**THE TASK**:
Copy each line below holding "label".

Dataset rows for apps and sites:
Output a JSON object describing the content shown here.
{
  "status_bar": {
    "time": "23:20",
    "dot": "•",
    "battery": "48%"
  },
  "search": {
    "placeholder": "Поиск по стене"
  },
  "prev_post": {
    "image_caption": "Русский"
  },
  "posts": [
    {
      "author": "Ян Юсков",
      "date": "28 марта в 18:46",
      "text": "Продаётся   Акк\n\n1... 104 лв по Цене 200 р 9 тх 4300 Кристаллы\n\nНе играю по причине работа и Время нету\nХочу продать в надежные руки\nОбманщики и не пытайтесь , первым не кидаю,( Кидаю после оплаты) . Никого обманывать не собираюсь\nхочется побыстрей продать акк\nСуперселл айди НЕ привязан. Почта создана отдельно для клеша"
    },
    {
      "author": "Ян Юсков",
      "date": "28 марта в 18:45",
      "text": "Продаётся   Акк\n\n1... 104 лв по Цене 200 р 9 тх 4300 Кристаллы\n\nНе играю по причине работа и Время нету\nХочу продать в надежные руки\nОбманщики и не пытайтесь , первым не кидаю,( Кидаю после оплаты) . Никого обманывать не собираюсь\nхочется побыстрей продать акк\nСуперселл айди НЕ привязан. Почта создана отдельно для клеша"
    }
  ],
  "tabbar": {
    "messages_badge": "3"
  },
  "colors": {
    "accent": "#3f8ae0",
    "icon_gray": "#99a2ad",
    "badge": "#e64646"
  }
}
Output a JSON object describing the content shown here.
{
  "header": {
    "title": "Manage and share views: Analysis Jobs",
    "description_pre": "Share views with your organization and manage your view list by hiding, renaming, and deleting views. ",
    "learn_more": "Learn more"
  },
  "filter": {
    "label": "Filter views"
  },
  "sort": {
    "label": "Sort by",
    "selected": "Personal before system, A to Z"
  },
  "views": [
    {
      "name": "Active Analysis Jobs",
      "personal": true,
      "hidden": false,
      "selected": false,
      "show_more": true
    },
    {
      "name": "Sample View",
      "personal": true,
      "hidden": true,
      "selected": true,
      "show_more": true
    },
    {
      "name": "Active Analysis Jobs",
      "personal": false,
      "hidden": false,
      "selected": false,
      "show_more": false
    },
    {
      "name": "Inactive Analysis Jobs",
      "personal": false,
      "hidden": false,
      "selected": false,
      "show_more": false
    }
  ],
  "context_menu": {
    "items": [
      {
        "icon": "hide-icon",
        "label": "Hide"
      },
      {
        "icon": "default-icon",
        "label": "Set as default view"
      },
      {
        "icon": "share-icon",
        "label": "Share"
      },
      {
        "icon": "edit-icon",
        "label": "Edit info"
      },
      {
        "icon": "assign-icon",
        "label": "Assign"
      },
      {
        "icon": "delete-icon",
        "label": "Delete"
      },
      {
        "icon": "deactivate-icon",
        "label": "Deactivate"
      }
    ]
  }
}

**ANSWER SECTION**:
    "label": "Filter views"
    "label": "Sort by",
        "label": "Hide"
        "label": "Set as default view"
        "label": "Share"
        "label": "Edit info"
        "label": "Assign"
        "label": "Delete"
        "label": "Deactivate"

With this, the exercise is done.